The travellers came upon the delicious pools of Las Pozas, in the north-eastern highlands of the Sierra Gorda mountains, and James’s friend immediately stripped off for a swim. As he sunned himself afterwards on a rocky outcrop, a cloud of smoky-mauve butterflies appeared suddenly and covered his entire body. James took this as a Surrealist and erotic sign and purchased the land. Over the next 20 years, he paid annual visits to Las Pozas, constantly adding new orchids: by 1965, he had 18,000 plants.
But madre de la naturaleza was not on his side and a freak three-day snowstorm killed the whole collection. So James began instead to cultivate giant plants made of concrete – to say nothing of towers, obelisks, pavilions, bridges and spiral staircases.
Each year he would go to the nearby town of Xilitla to give the designs to another friend, Plutarco Gastelum, who was foreman for the construction of the wooden forms on which James’s fantasies were based.
The 20-acre garden straddles a breath-stopping, Lalique-green river, flowing through the smooth, rock-edged pools from which its Spanish name, Las Pozas, is derived. During the rainy season, waterfalls course into them from a 150m (500ft) rock face, on which flourish 18m (60ft) to 24m (80ft) trees and bamboos. Hidden within the rainforest is a surreal concrete jungle enormous man-made trees, bamboos and flowers – many painted in once-bright colours – that range in height from 1.2m (4ft) to 9m (30ft).
The main entrance to the garden is through the Gateway of Snakes, a giant avenue of stone serpents. Other crazy creations are the Terrace of the Tigers, the House of Three Storeys (which actually has five), the Palace, and the Cinema, with its six flights of Escher-style staircases. James was wild about animals of all sorts, travelling the world with snakes in his luggage, and many of the garden pavilions were designed to hold an aviary or a menagerie.
James designed more than 220 concrete structures over four decades, at any one time employing up to 150 of Xilitla’s menfolk to build them. The cost is estimated to have been at least $5 million (more than £10m today). In the 1970s, he sold what was by then the world’s largest and most important collection of Surrealist art to fund the garden.
James died in 1984, leaving the glory of Las Pozas but no money for its upkeep, to his adopted Mexican family, the Gastelums. The marvellous sculptures are slowly being overtaken by jungle and are beginning to erode – some of the steel-reinforcing is now exposed. The complex lighting system at each pavilion is defunct and rusting. A few can be rented for holidays, but it is rumoured that many snakes also take the night air in the garden.
There have been negotiations with American financial foundations over a long-term plan to renovate and conserve this site of world importance to art and gardening. But efforts have stalled. In the meantime, Plutarco Gastelum, son of James’s foreman, is preparing to unveil rarely seen drawings and some of the massive moulds for the structures at a new exhibition in Xilitla next month.

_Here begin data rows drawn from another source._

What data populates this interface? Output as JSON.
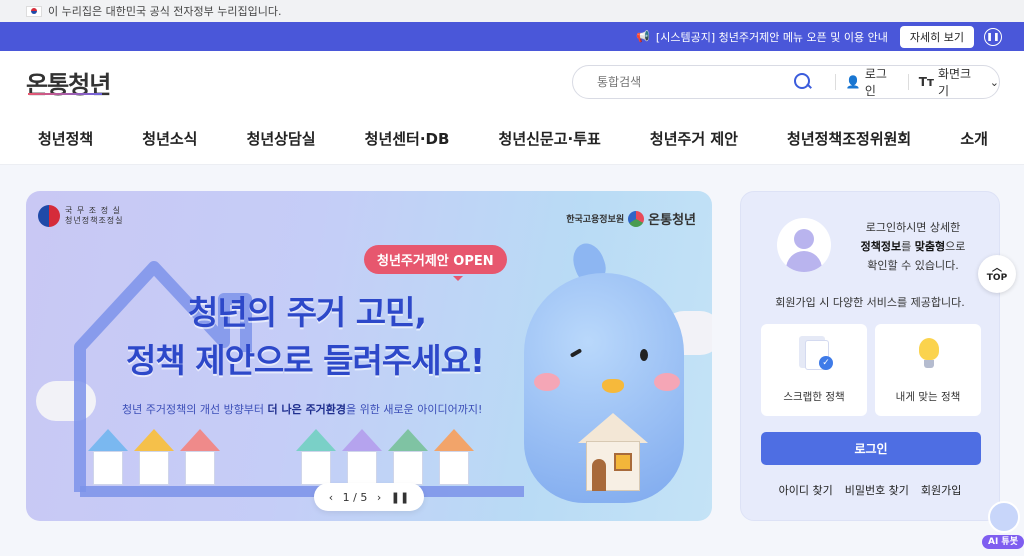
{
  "gov_bar": {
    "text": "이 누리집은 대한민국 공식 전자정부 누리집입니다."
  },
  "notice": {
    "text": "[시스템공지] 청년주거제안 메뉴 오픈 및 이용 안내",
    "more_label": "자세히 보기",
    "pause_icon": "pause-icon"
  },
  "header": {
    "logo_text": "온통청년",
    "search_placeholder": "통합검색",
    "login_label": "로그인",
    "screen_size_label": "화면크기"
  },
  "nav": {
    "items": [
      "청년정책",
      "청년소식",
      "청년상담실",
      "청년센터·DB",
      "청년신문고·투표",
      "청년주거 제안",
      "청년정책조정위원회",
      "소개"
    ]
  },
  "banner": {
    "emblem_line1": "국 무 조 정 실",
    "emblem_line2": "청년정책조정실",
    "partner1": "한국고용정보원",
    "partner2": "온통청년",
    "tag": "청년주거제안 OPEN",
    "headline1": "청년의 주거 고민,",
    "headline2": "정책 제안으로 들려주세요!",
    "sub_a": "청년 주거정책의 개선 방향부터 ",
    "sub_b": "더 나은 주거환경",
    "sub_c": "을 위한 새로운 아이디어까지!",
    "pager_current": "1",
    "pager_sep": "/",
    "pager_total": "5"
  },
  "login_card": {
    "msg_line1": "로그인하시면 상세한",
    "msg_b1": "정책정보",
    "msg_mid": "를 ",
    "msg_b2": "맞춤형",
    "msg_end": "으로",
    "msg_line3": "확인할 수 있습니다.",
    "signup_msg": "회원가입 시 다양한 서비스를 제공합니다.",
    "tile1": "스크랩한 정책",
    "tile2": "내게 맞는 정책",
    "login_button": "로그인",
    "find_id": "아이디 찾기",
    "find_pw": "비밀번호 찾기",
    "signup": "회원가입"
  },
  "top_button": "TOP",
  "ai_button": "AI 튜봇",
  "colors": {
    "accent": "#4a57d9",
    "login_btn": "#4e6ee3",
    "tag": "#e7576e",
    "headline": "#2d48c9"
  }
}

It will be well worth a visit.
James said, near the end of his life, that if he had not been so rich, he would have been a gardener.
(Article source: Various)